May 19, 2016
The House passes $610.5B National Defense Authorization Act diverging from White House rhetoric; Both chambers of Congress passed legislation setting aside $622.1M-$1.1B to combat the spread of the Zika virus in the U.S.; The Philly Fed Business Outlook Survey worsened in May, albeit slightly, as the headline index for manufacturing activity in the Southeast Pennsylvania region fell; New jobless claims dropped in the week ending May 14 as unemployment continued to prove volatile in the first decline in claims in a month.
- The House voted 277-147 to pass the annual National Defense Authorization Act on Wednesday that sets aside $610.5 billion for the policy priorities of the military, though it diverges from White House rhetoric on a host of issues that include Pentagon funding, detainee policy, the U.S. military base network, and how to fight the Islamic State. Indeed, the Obama administration has said that the bill would leave U.S. war-fighting obligations underfunded, which would necessitate a mid-year appropriations measure for additional support. The Republican-endorsed legislation diverts $18 billion from the Defense Department’s war-fighting fund to pay for additional personnel and equipment. An underlying consequence of this funding shortage is that the next president would decide how military operations should be conducted, and funded, in the ongoing fight in the Middle East. The bill would allow the U.S. to directly support Kurdish fighters battling the Islamic State, instead of using the government of Iraq as the primary intermediary, a provision that would likely antagonize relations between Washington and Baghdad. Republican lawmakers also rejected Democratic amendments that would require women to register for the military draft and would repeal the 2001 Authorization for the Use of Military Force that is currently the legal basis for operations against the Islamic State. President Obama has said that he will veto the bill should it pass the Senate.[WSJ]

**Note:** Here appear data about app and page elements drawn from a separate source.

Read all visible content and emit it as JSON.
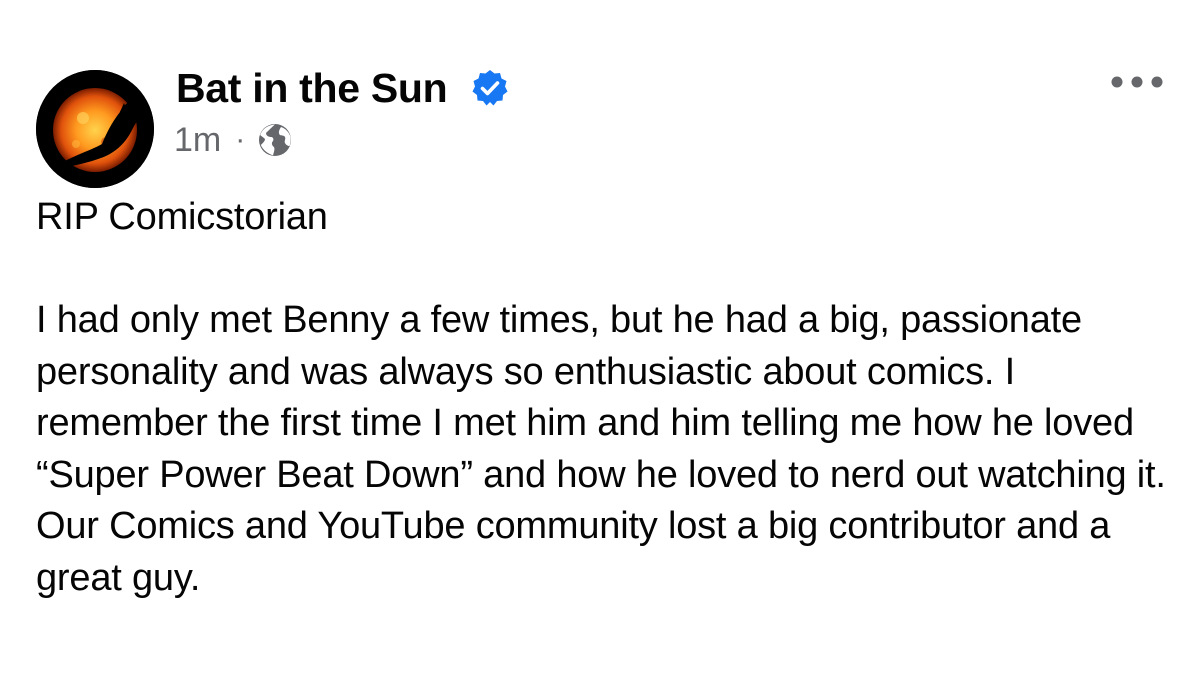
{
  "post": {
    "author": {
      "name": "Bat in the Sun",
      "verified": true,
      "avatar_icon": "bat-sun-logo",
      "verified_icon": "verified-badge-icon",
      "verified_color": "#1877f2"
    },
    "timestamp": "1m",
    "separator": "·",
    "audience_icon": "globe-icon",
    "more_icon": "more-options-icon",
    "text": {
      "headline": "RIP Comicstorian",
      "body": "I had only met Benny a few times, but he had a big, passionate personality and was always so enthusiastic about comics. I remember the first time I met him and him telling me how he loved “Super Power Beat Down” and how he loved to nerd out watching it. Our Comics and YouTube community lost a big contributor and a great guy."
    }
  },
  "colors": {
    "text_primary": "#050505",
    "text_secondary": "#65676b",
    "verified_blue": "#1877f2",
    "background": "#ffffff"
  }
}
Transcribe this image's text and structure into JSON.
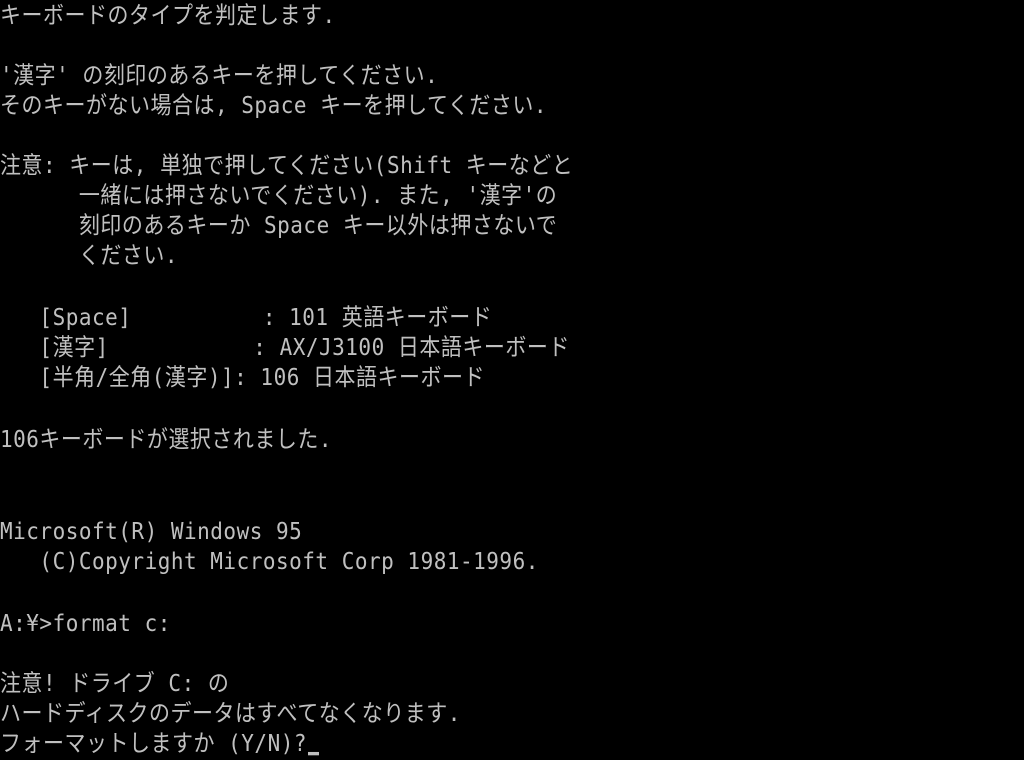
{
  "colors": {
    "background": "#000000",
    "text": "#c0c0c0"
  },
  "keyboard_detection": {
    "intro": "キーボードのタイプを判定します.",
    "instruction_1": "'漢字' の刻印のあるキーを押してください.",
    "instruction_2": "そのキーがない場合は, Space キーを押してください.",
    "caution_1": "注意: キーは, 単独で押してください(Shift キーなどと",
    "caution_2": "      一緒には押さないでください). また, '漢字'の",
    "caution_3": "      刻印のあるキーか Space キー以外は押さないで",
    "caution_4": "      ください.",
    "options": [
      {
        "text": "   [Space]          : 101 英語キーボード"
      },
      {
        "text": "   [漢字]           : AX/J3100 日本語キーボード"
      },
      {
        "text": "   [半角/全角(漢字)]: 106 日本語キーボード"
      }
    ],
    "result": "106キーボードが選択されました."
  },
  "os_banner": {
    "product": "Microsoft(R) Windows 95",
    "copyright": "   (C)Copyright Microsoft Corp 1981-1996."
  },
  "command": {
    "prompt_line": "A:¥>format c:"
  },
  "format_warning": {
    "line_1": "注意! ドライブ C: の",
    "line_2": "ハードディスクのデータはすべてなくなります.",
    "confirm_prompt": "フォーマットしますか (Y/N)?"
  }
}
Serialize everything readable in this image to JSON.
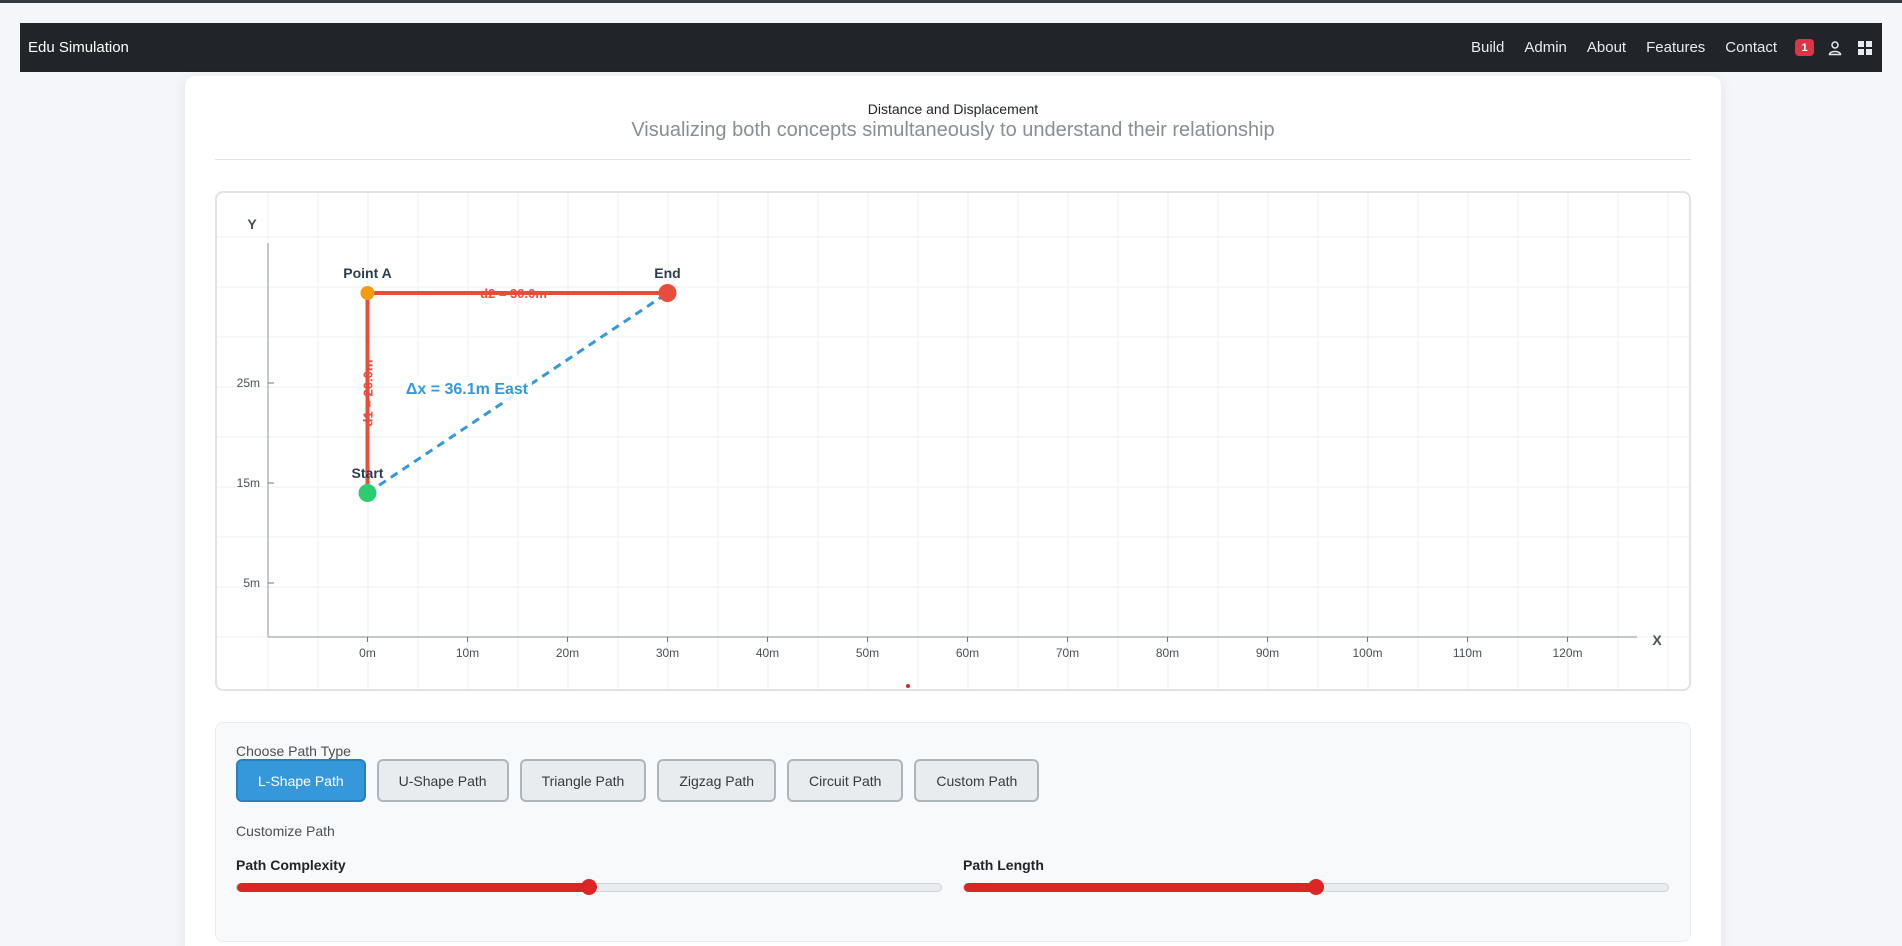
{
  "nav": {
    "brand": "Edu Simulation",
    "links": [
      "Build",
      "Admin",
      "About",
      "Features",
      "Contact"
    ],
    "notification_count": "1",
    "icons": [
      "user-icon",
      "grid-icon"
    ]
  },
  "header": {
    "title": "Distance and Displacement",
    "subtitle": "Visualizing both concepts simultaneously to understand their relationship"
  },
  "plot": {
    "x_axis_letter": "X",
    "y_axis_letter": "Y",
    "x_ticks": [
      0,
      10,
      20,
      30,
      40,
      50,
      60,
      70,
      80,
      90,
      100,
      110,
      120
    ],
    "x_tick_suffix": "m",
    "y_ticks": [
      5,
      15,
      25
    ],
    "y_tick_suffix": "m",
    "points": [
      {
        "id": "start",
        "label": "Start",
        "x": 0,
        "y": 14,
        "color": "#2ecc71"
      },
      {
        "id": "point-a",
        "label": "Point A",
        "x": 0,
        "y": 34,
        "color": "#f39c12"
      },
      {
        "id": "end",
        "label": "End",
        "x": 30,
        "y": 34,
        "color": "#e74c3c"
      }
    ],
    "segments": [
      {
        "from": "start",
        "to": "point-a",
        "label": "d1 = 20.0m"
      },
      {
        "from": "point-a",
        "to": "end",
        "label": "d2 = 30.0m"
      }
    ],
    "displacement": {
      "label": "Δx = 36.1m East",
      "from": "start",
      "to": "end"
    },
    "path_color": "#e74c3c",
    "displacement_color": "#3498db"
  },
  "controls": {
    "path_type_label": "Choose Path Type",
    "path_buttons": [
      "L-Shape Path",
      "U-Shape Path",
      "Triangle Path",
      "Zigzag Path",
      "Circuit Path",
      "Custom Path"
    ],
    "active_path": "L-Shape Path",
    "customize_label": "Customize Path",
    "complexity": {
      "label": "Path Complexity",
      "value_fraction": 0.5
    },
    "length": {
      "label": "Path Length",
      "value_fraction": 0.5
    },
    "accent_color": "#dc2626"
  }
}
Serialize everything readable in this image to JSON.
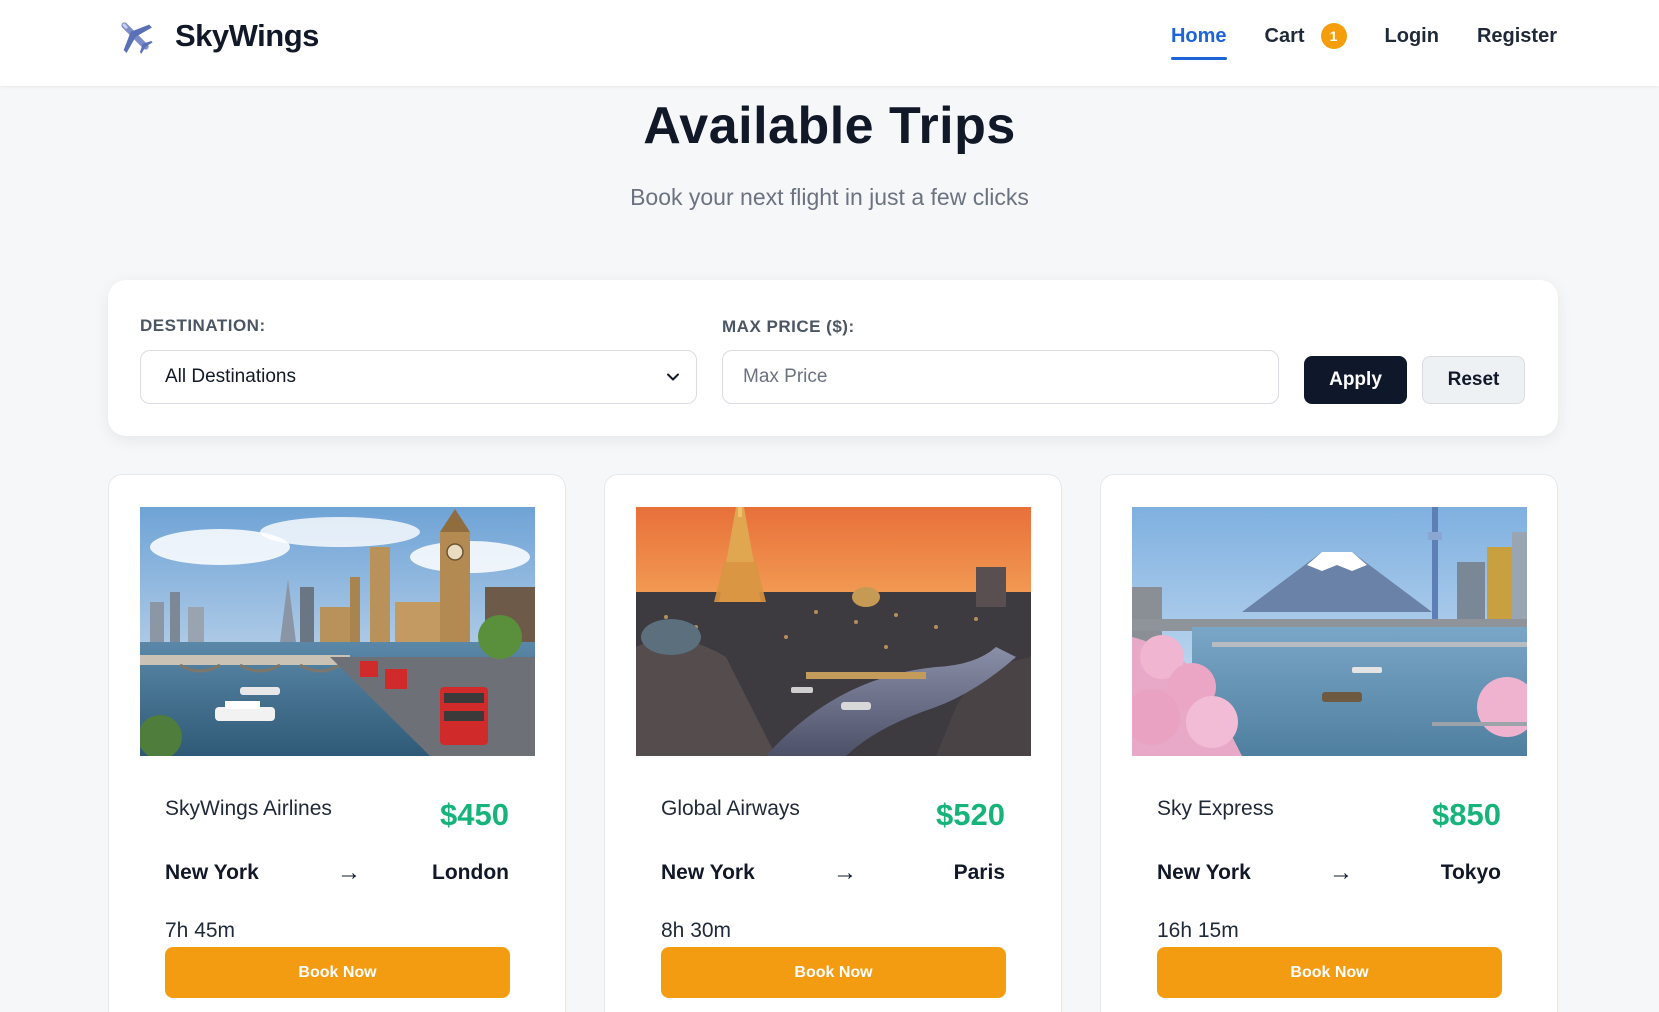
{
  "brand": {
    "name": "SkyWings",
    "logo_icon": "airplane-icon"
  },
  "nav": {
    "home": "Home",
    "cart": "Cart",
    "cart_count": "1",
    "login": "Login",
    "register": "Register"
  },
  "hero": {
    "title": "Available Trips",
    "subtitle": "Book your next flight in just a few clicks"
  },
  "filters": {
    "destination_label": "DESTINATION:",
    "destination_value": "All Destinations",
    "max_price_label": "MAX PRICE ($):",
    "max_price_placeholder": "Max Price",
    "max_price_value": "",
    "apply_label": "Apply",
    "reset_label": "Reset"
  },
  "trips": [
    {
      "airline": "SkyWings Airlines",
      "price": "$450",
      "from": "New York",
      "arrow": "→",
      "to": "London",
      "duration": "7h 45m",
      "book_label": "Book Now"
    },
    {
      "airline": "Global Airways",
      "price": "$520",
      "from": "New York",
      "arrow": "→",
      "to": "Paris",
      "duration": "8h 30m",
      "book_label": "Book Now"
    },
    {
      "airline": "Sky Express",
      "price": "$850",
      "from": "New York",
      "arrow": "→",
      "to": "Tokyo",
      "duration": "16h 15m",
      "book_label": "Book Now"
    }
  ],
  "colors": {
    "accent_blue": "#1d64d8",
    "price_green": "#16b47a",
    "book_orange": "#f39c12",
    "badge_orange": "#f59e0b",
    "apply_dark": "#0f172a"
  }
}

- Both chambers of Congress passed legislation on Wednesday to combat the spread of the Zika virus in the U.S., as the House voted 241-184 to approve $622.1 million in funding while the Senate voted 68-29 to advance a $1.1 billion spending measure. Both bills are below the White House’s requested $1.9 billion. The House’s measure far undercuts President Obama’s proposal because many Republican legislators refused to endorse any measure that would add to the federal budget deficit without spending cuts elsewhere in government. Furthermore, conservatives in the House argue that their legislation is sufficient considering the White House already diverted $589 million that was previously set aside to battle Ebola. The Senate, meanwhile, was more bipartisan in its approach and believes that $1.1 billion is adequate to fight Zika. The upper chamber’s bill would direct $361 million to the Centers for Disease Control and Prevention and $200 million to the National Institutes of Health to aid in vaccine research. The White House has called the approved legislation woefully inadequate to fight the virus that can cause birth defects in children carried by pregnant women.[Reuters]
Economic Indicators & News
- The Philadelphia Fed Business Outlook Survey worsened in May, albeit slightly, as the headline index for manufacturing activity in the Southeast Pennsylvania region fell 0.2% to minus 1.8. New orders, which have faced downward trajectory into negative territory since March, contracted while unfilled orders declined, too, indicating lower prospect for future work. Future conditions, marked by factory inventories and shipments, also eroded during the month. A highlight of the report was input prices, which rose to their highest level since October 2014 amid rising energy and commodity prices. The market consensus was for expansion in Philadelphia-area manufacturing activity with a headline reading of positive 3.0.[Federal Reserve Bank of Philadelphia]
- New jobless claims dropped by 16,000 to 278,000 in the week ending May 14 as unemployment continued to prove volatile in the first decline in claims in a month. Initial claims fell by the largest margin since early February following a week in which unemployment dangerously approached the critical threshold—300,000—that is indicative of strength in the labor market. Indeed, claims in the prior week had not reached as high a level since February 2015, though unusual circumstances instead of a weakening economy was likely the cause for the spike. The four-week moving average, which accounts for week-to-week volatility, gained 7,500 to reach 275,750 while the number of continuing claims, which lag by a week, fell by 13,000 to 2.152 million. The four-week moving average for continuing claims increased 4,250 to reach 2.143 million as the insured unemployment rate was unchanged at 1.6%. The market consensus was for 275,000 new claims last week.[DOL]